The Five Greatest Predictors of Student Success    Educators have focused on helping students through transitions for years now. You know what I mean, don’t you? Transitions like… From elementary school to middle school… From middle school to high school… From high school to college… From college to career (or in some cases, back to their parent’s basement). Far too often, we’ve focused on predictors such as GPA or SAT scores. We figure if a kid is smart-they’ll stay in school and continue to be engaged in class. It made sense to us. Today we’re realizing those are not the most significant categories to measure.       Here are the ‘Big Five”… When a student experiences these five realities they are most likely to graduate and excel in life:
1. Close, accountable relationships  are important to student success. We continue to find that students who fail to graduate or succeed in school are ones who fail to engage with others outside of class or don’t get involved with activities involving new people. They get stuck and then don’t have a support system to make them want to continue.
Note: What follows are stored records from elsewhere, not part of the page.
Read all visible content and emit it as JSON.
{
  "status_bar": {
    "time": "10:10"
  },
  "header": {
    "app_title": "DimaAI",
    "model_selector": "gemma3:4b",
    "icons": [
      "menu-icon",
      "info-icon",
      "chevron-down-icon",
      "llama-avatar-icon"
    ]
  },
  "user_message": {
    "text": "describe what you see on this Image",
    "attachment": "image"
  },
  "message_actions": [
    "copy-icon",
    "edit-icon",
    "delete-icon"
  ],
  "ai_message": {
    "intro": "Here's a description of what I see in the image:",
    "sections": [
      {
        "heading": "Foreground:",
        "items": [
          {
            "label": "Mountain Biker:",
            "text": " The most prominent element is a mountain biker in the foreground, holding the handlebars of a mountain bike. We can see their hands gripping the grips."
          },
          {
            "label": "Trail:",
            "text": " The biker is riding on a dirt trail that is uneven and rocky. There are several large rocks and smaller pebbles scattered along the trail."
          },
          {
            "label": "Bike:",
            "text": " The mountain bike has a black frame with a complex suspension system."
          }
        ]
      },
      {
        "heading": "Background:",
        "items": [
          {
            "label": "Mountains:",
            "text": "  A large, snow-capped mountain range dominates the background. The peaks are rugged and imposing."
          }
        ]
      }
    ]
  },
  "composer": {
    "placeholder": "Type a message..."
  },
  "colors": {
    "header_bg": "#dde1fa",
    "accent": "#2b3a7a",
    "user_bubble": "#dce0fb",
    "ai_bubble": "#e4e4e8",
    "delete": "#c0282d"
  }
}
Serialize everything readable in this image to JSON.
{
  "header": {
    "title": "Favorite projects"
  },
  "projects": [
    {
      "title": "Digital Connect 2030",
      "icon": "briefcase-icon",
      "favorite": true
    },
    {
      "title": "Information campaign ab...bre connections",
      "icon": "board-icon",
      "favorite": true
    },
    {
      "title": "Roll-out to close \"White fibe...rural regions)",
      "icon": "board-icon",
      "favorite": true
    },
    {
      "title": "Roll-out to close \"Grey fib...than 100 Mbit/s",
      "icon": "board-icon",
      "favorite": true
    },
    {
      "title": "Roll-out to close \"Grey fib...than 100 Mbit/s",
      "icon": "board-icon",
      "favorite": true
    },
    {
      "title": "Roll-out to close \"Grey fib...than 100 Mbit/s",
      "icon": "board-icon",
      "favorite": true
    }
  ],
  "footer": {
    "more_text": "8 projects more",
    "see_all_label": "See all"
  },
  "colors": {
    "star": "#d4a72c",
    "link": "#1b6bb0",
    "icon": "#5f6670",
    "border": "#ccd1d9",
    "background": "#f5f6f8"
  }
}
They also have no accountability strong enough to prevent them from quitting. Research shows that when students get connected to solid people (peers or mentors) they tend to stick with commitments and follow through.   2. Possessing adaptability and resilience. There is a growing body of research in the last decade suggesting that adults have created a fragile population of children. Because parents or teachers have not demanded they overcome adversity or we’ve not leveled consequences to their behavior, kids often become brittle young adults, unable to cope with the demands of life. You can imagine a student like this has trouble with transitions and the hardship of adapting to new situations. Let me illustrate this drift: — In 2006, 60% of students moved back home after finishing college. In 2010, that number had risen to 80%. It’s more than a bad economy. They’re not career-ready. – Condoleezza Rice and Joel Klein report three out of four teens aren’t even fit to serve in the military due to obesity, failure to graduate high school or their criminal records. – The MacArthur Foundation funded a research project that said for many kids, the transition into adulthood doesn’t occur until 34 years of age. I don’t believe this stall in students is because they’re unintelligent or bad kids. I believe we’ve failed to prepare them to cope with demands. We somehow felt that self-esteem meant we should affirm them consistently and prevent them from falling or failing. Sadly, this has had the opposite effect. We have risked too little, we have rescued too quickly and we have raved to easily about our kids-and now they find it hard to navigate transitions. Adaptability and resilience are priceless possessions that predict success far more than good grades and high SAT scores.  
3. Developing high emotional intelligence. You know this already. Forty years ago, educators frequently believed that the kid with the highest IQ would do the best, and later become the most successful. Now, it appears it’s more about EQ than IQ. If a student has high self-awareness, self-management, social awareness and relationship management, they’re more likely to graduate, excel and become a leader. It’s more about life skills and soft skills than memorizing lectures and taking exams.   Quite frankly, the reason emotional intelligence has become such a large factor in student success is that kids today struggle more with mental health issues than they did forty years ago. This, in turn, leads to poor performance and high dropout rates.  Additional studies also show emotional intelligence is strongly linked to staying in school, avoiding risk behaviors, and improving health, happiness, and life success.    
4. Targeting a clear outcome.   This one should be obvious. Whenever a student enters school (high school or college) with a clear goal, they are more likely to stay engaged and finish well. I believe it’s the primary difference between school and sports…or for that matter: work and sports. We love sports in America because it’s often the one place where the goal is clear. Every football field has an end zone; every basketball court has a rim and backboard. We know what the score is and it energizes us. For many, both school and work represent places where we endure the drudgery and eventually disengage.    
5. Making good decisions.   This one is almost predictable. The students who succeed make right decisions in and out of class. These are decisions that determine their moral compass, their discretionary time, their study habits, their predisposition to cheat, their outside work and how they deal with setbacks and stress. All of these can be pivotal in determining whether a kid succeeds or surrenders. Like us, students must keep a clear objective in mind. May I illustrate?   The team who created the popular game Angry Birds spent eight years and almost all their money on more than fifty games before their big success occurred. By 2012, Pinterest was among the fastest-growing websites ever, but it had struggled for some time. In CEO Ben Silbermann’s words, it had “catastrophically small numbers” for a year. He said “if he had listened to popular startup advice he probably would have quit.”   James Dyson went through 5,126 prototypes before arriving at his “revolutionary vacuum cleaner.” We all know Thomas Edison failed 10,000 times at inventing the light bulb. The popular company Groupon nearly went out of business-but went on to a “meteoric rise.” And do you know where WD-40’s name came from? It literally means “Water Displacement-40th Attempt.” Somebody kept a clear goal in mind. So must students.